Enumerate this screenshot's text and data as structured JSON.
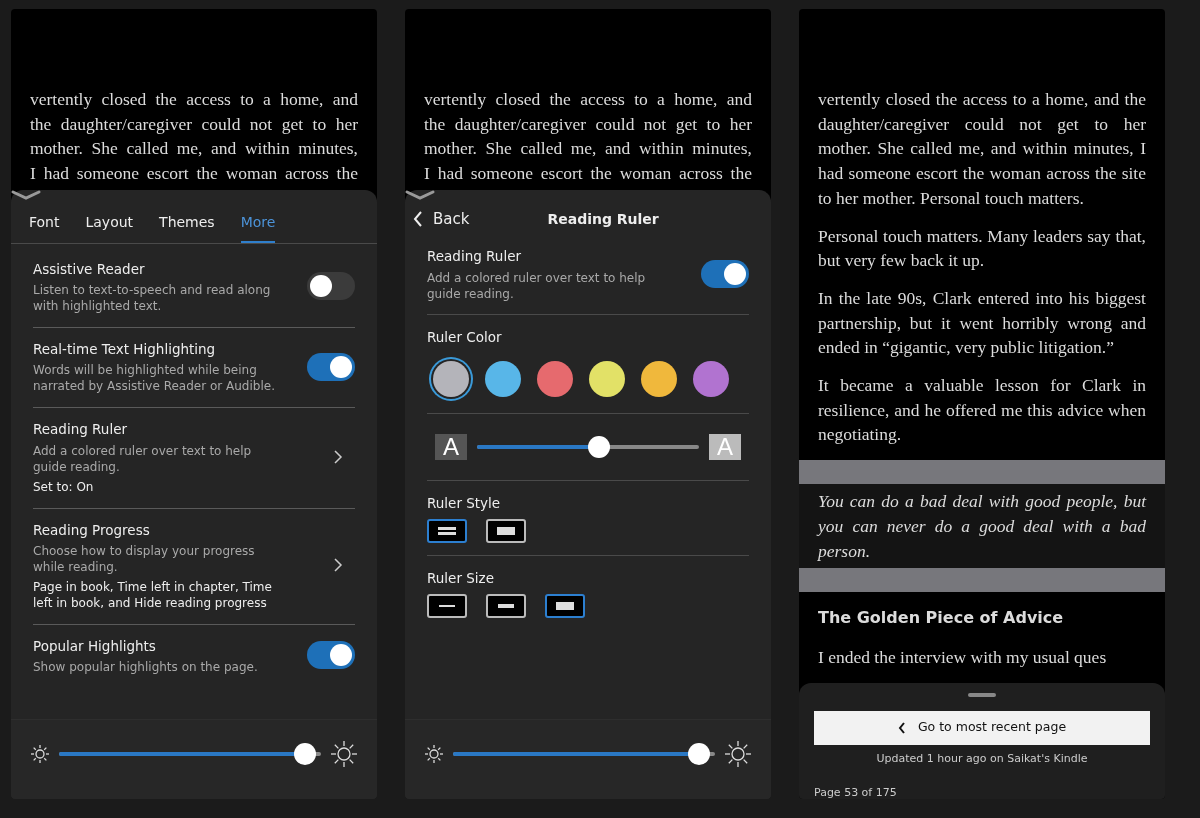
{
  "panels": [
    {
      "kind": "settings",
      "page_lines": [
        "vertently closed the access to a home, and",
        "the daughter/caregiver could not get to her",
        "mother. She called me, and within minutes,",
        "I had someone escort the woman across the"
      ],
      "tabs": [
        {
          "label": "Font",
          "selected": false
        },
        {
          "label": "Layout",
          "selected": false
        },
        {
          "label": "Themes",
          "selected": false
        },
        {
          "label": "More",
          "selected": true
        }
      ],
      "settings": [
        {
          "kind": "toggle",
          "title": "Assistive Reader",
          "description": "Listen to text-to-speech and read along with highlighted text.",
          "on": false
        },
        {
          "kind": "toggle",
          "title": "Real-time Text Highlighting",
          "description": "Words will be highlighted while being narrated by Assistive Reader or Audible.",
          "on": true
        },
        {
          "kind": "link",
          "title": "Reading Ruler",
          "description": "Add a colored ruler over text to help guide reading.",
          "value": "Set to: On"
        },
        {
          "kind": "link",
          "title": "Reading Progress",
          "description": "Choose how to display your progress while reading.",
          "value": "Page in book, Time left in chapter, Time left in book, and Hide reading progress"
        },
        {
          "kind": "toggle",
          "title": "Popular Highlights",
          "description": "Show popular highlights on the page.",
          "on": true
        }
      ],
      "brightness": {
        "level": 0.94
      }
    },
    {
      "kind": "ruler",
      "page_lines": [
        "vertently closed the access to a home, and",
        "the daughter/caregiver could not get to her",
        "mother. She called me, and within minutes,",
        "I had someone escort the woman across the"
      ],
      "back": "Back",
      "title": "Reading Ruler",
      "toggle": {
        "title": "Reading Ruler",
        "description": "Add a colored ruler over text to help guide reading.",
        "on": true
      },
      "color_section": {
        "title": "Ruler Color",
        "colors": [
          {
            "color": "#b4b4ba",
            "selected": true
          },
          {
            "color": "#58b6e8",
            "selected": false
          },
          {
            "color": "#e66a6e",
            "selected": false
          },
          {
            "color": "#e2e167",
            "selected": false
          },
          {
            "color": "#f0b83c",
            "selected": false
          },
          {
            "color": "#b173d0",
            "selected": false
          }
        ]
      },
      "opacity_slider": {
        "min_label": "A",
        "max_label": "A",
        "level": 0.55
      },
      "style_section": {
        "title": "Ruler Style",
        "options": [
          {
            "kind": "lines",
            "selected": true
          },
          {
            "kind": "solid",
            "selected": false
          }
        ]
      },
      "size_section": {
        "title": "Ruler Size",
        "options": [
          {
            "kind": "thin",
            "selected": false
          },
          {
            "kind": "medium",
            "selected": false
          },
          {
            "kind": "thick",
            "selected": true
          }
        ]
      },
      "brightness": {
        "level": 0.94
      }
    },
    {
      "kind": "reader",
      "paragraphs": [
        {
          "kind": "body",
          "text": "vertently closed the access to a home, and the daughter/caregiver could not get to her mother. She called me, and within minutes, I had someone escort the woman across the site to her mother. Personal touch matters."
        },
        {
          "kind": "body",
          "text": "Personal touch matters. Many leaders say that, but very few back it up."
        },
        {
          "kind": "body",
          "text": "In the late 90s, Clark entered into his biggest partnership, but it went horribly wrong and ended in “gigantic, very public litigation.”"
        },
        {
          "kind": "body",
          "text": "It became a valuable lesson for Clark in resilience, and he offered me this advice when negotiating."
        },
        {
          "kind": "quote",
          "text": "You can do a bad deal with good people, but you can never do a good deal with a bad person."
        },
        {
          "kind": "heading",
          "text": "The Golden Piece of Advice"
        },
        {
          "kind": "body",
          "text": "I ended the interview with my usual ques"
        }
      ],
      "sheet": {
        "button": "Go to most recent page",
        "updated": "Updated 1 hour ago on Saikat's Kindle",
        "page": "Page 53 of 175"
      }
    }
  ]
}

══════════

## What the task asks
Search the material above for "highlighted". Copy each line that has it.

## Output for this task
          "description": "Listen to text-to-speech and read along with highlighted text.",
          "description": "Words will be highlighted while being narrated by Assistive Reader or Audible.",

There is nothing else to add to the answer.